- GIVEN RECORDS
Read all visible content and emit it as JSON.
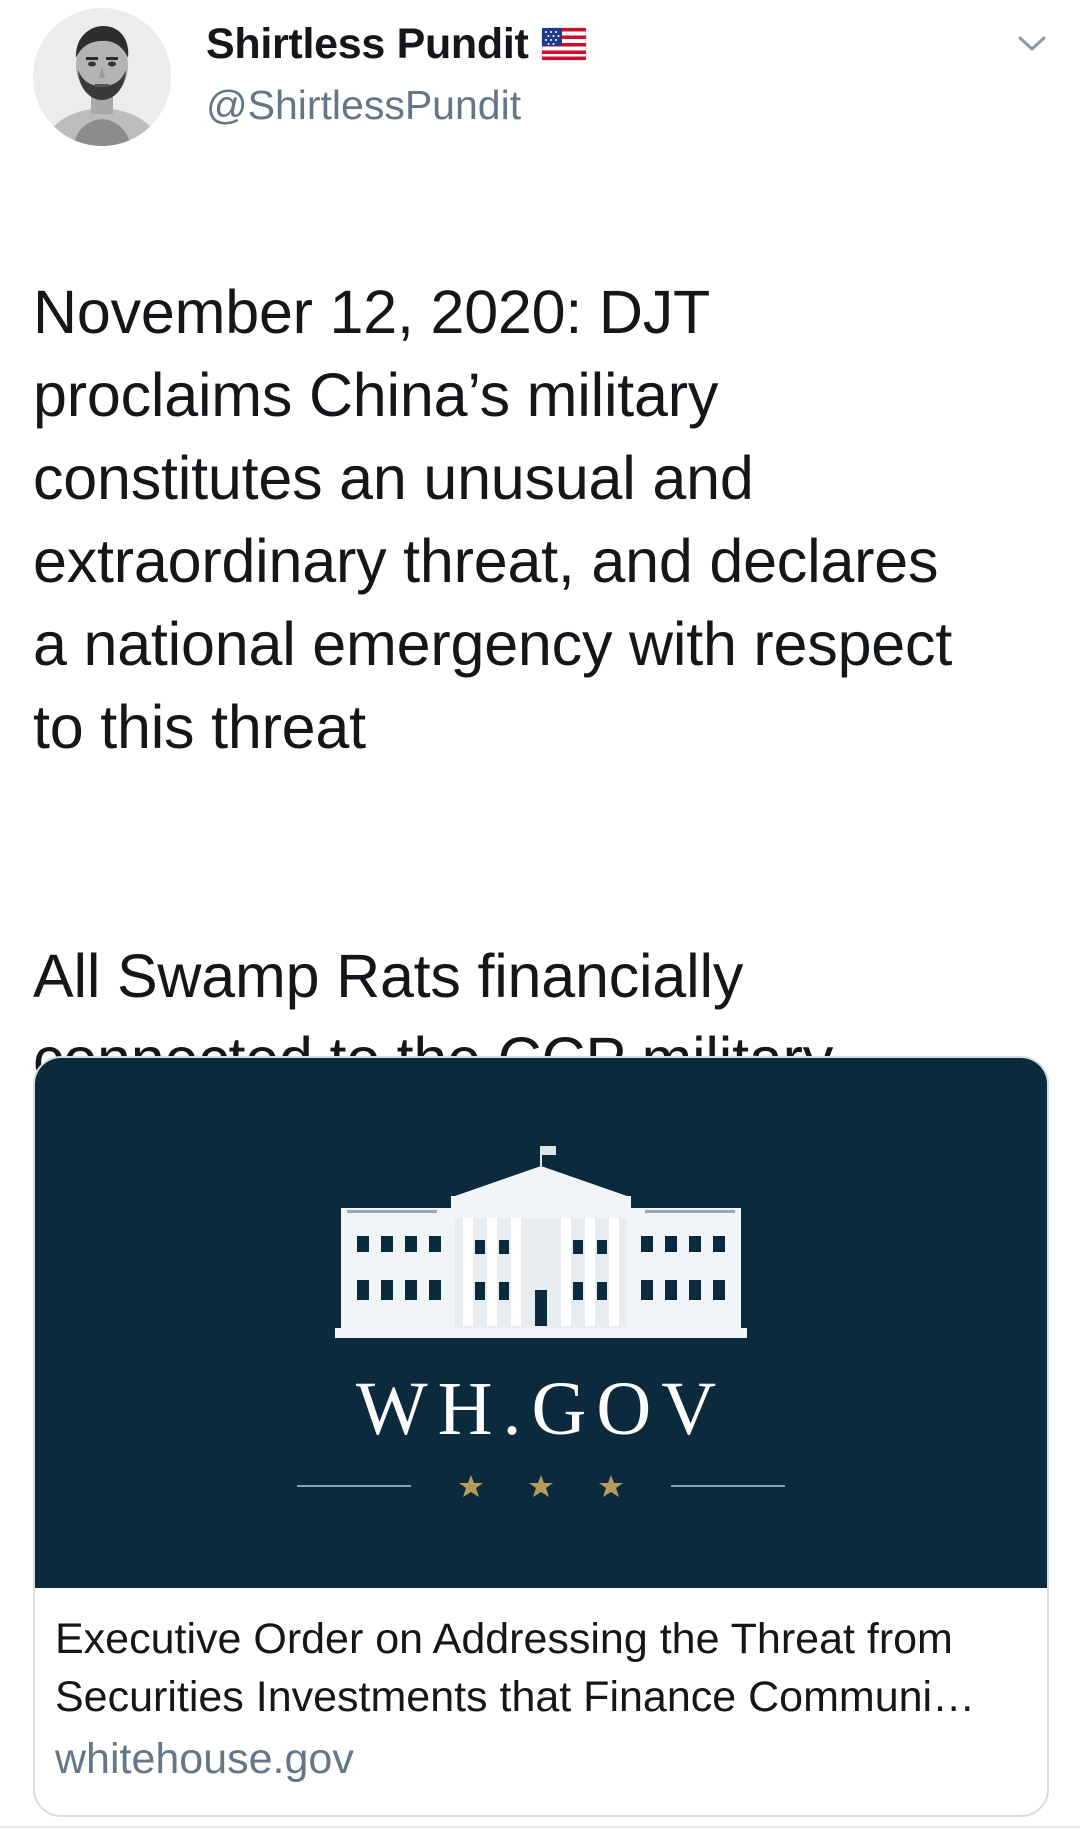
{
  "author": {
    "display_name": "Shirtless Pundit",
    "handle": "@ShirtlessPundit",
    "badge_icon": "us-flag-icon",
    "avatar_icon": "avatar-photo"
  },
  "menu": {
    "icon": "chevron-down-icon"
  },
  "tweet": {
    "paragraph_1": "November 12, 2020: DJT\nproclaims China’s military\nconstitutes an unusual and\nextraordinary threat, and declares\na national emergency with respect\nto this threat",
    "paragraph_2": "All Swamp Rats financially\nconnected to the CCP military\nhave been given their final notice"
  },
  "card": {
    "image_label": "WH.GOV",
    "image_icon": "white-house-logo",
    "title_line_1": "Executive Order on Addressing the Threat from",
    "title_line_2": "Securities Investments that Finance Communi…",
    "domain": "whitehouse.gov"
  },
  "colors": {
    "text_primary": "#14171a",
    "text_secondary": "#657786",
    "card_image_bg": "#0b2a3e",
    "card_border": "#d6dde3",
    "star_gold": "#b59b5e"
  }
}
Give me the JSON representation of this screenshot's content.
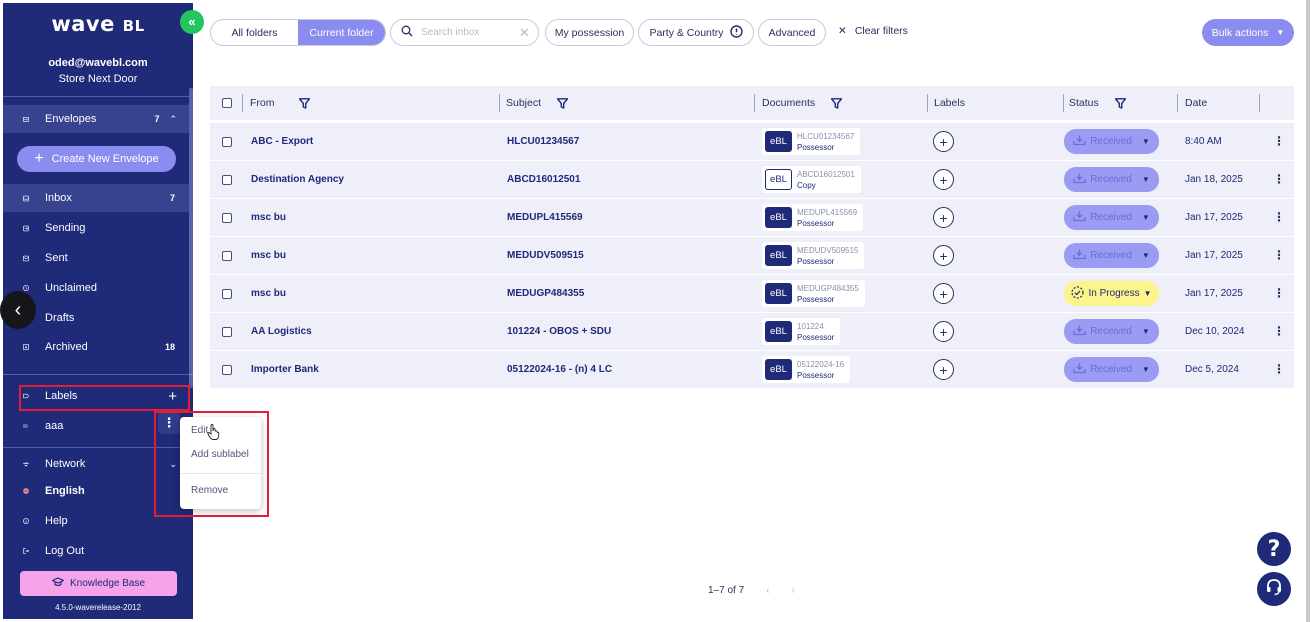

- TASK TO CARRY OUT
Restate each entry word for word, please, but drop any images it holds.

- COMPLETED TASK
Read all visible content and emit it as JSON.
{
  "author": {
    "display_name": "Shirtless Pundit",
    "handle": "@ShirtlessPundit",
    "badge_icon": "us-flag-icon",
    "avatar_icon": "avatar-photo"
  },
  "menu": {
    "icon": "chevron-down-icon"
  },
  "tweet": {
    "paragraph_1": "November 12, 2020: DJT\nproclaims China’s military\nconstitutes an unusual and\nextraordinary threat, and declares\na national emergency with respect\nto this threat",
    "paragraph_2": "All Swamp Rats financially\nconnected to the CCP military\nhave been given their final notice"
  },
  "card": {
    "image_label": "WH.GOV",
    "image_icon": "white-house-logo",
    "title_line_1": "Executive Order on Addressing the Threat from",
    "title_line_2": "Securities Investments that Finance Communi…",
    "domain": "whitehouse.gov"
  },
  "colors": {
    "text_primary": "#14171a",
    "text_secondary": "#657786",
    "card_image_bg": "#0b2a3e",
    "card_border": "#d6dde3",
    "star_gold": "#b59b5e"
  }
}
Give me the JSON representation of this screenshot's content.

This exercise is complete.